These two events were held by my workplace. The annual Armed Forces Week 5k is held during Armed Forces Week in May; a bit warm for me by then, and it's actually a very hilly 5.3k run.
The Monster Dash is the annual Halloween run/walk. A lot of people walk, but that is because their costumes won't allow for running. And we saw some very creative (and disturbing) costumes. My favorite was the Octomom, but there were also characters from comic books and movies.
This is the 5k that started it all, in October 2011...
I actually couldn't fit into this t-shirt until six months later. I started 2012 weighing 20 pounds more than I do now.

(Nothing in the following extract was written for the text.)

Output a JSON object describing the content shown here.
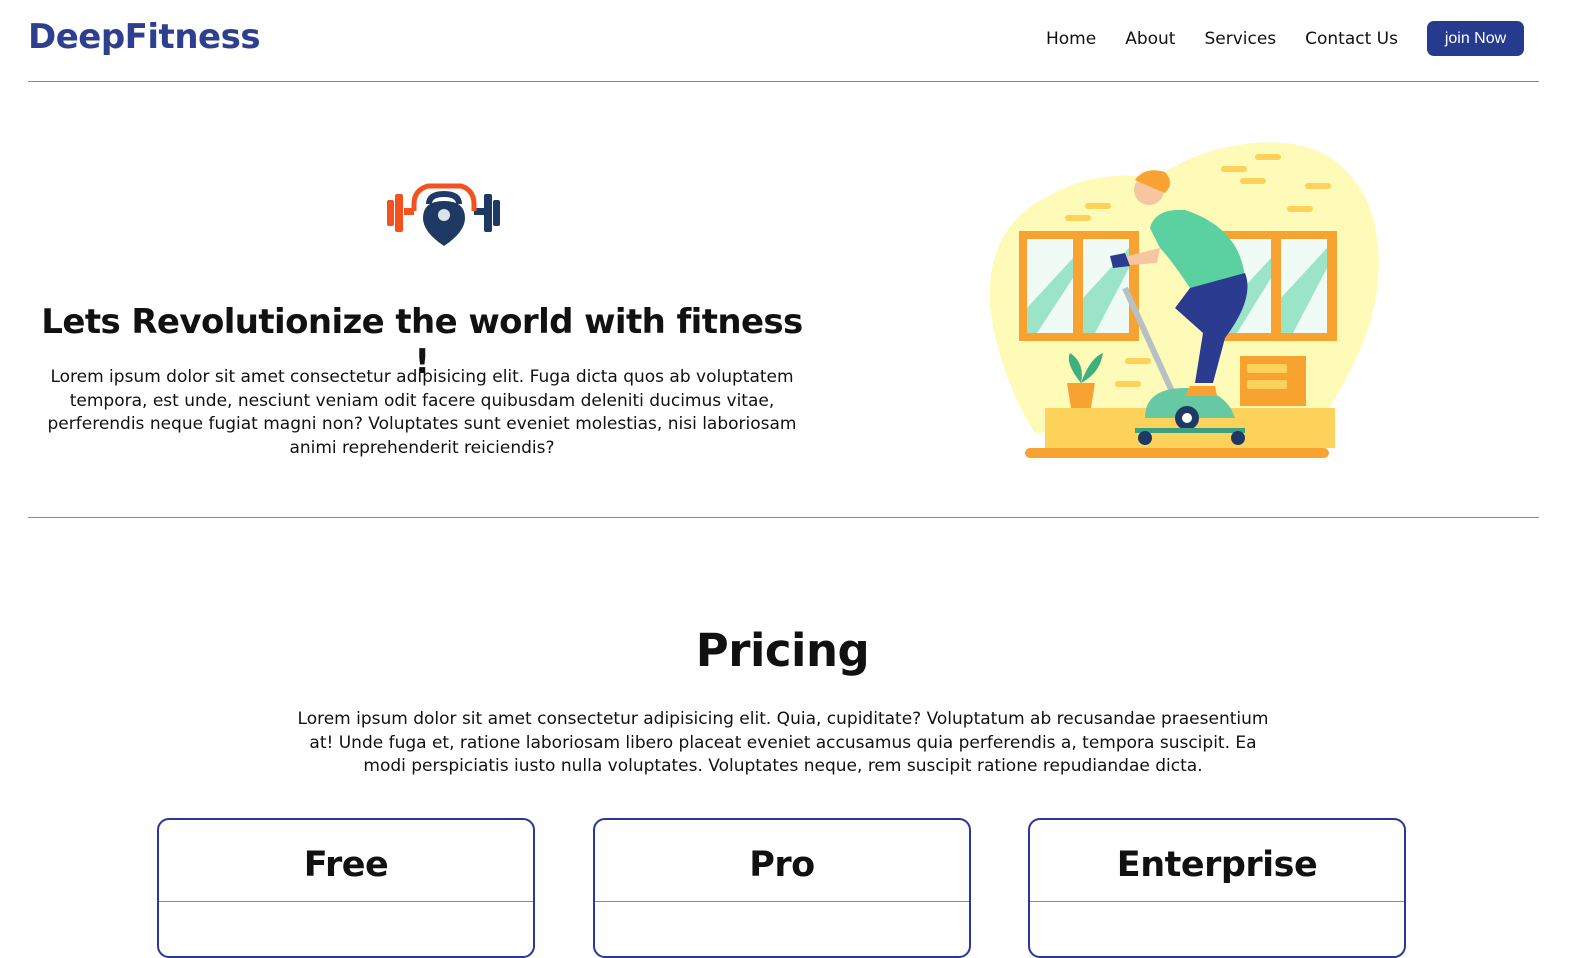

And this year, 2013 started with this:
Held in Patterson Park in Baltimore, yesterday afternoon. Again, very hilly and very cold outside. About 1,000 people showed up. Guess how many port-a-potties they had available?
Go on, guess. You'll never guess.
None. There were none.
Absolutely none. 1,000 people had to make do with the bathrooms in the basement of St. Elizabeth's Church, and guess what? They all backed up and overflowed (basement bathrooms near the waterfront, go figure). It was a mess! Afterwards, there was chili and cornbread (we just had to avoid standing in the uh, water near the bathrooms), the inevitable bananas, and dozens and dozens of homemade cookies. I couldn't stomach the chili, but I did have four cookies. Five cookies. No regrets!
I have to say a big part of the fun of these runs is the energy and high spirits of the other runners. No matter what happens -- too few toilets, too many people crammed into a small starting space, the man with the starting gun shooting it at the worst possible time -- everyone is excited and happy and laughing. The serious runners are way up front where they can run unimpeded, but everyone else just arranges themselves in the line according to their abilities, and then we shuffle forward until enough fast runners clear out and we can spread out a bit.
And now I've been to a total of nine 5ks. None of these would have been possible without all the organizers and volunteers, handing out water, picking up discarded cups, making sure everyone gets a banana, and standing along the trail helping us all stay on the right route. It's thankless, because no one ever thanks them except for in passing. Runners tend to be a little arrogant (we saw that when the New York Marathon was canceled) and I am just as guilty of this. Next time, I will go around and personally thank the volunteers for their assistance.
Here's to a great 2013!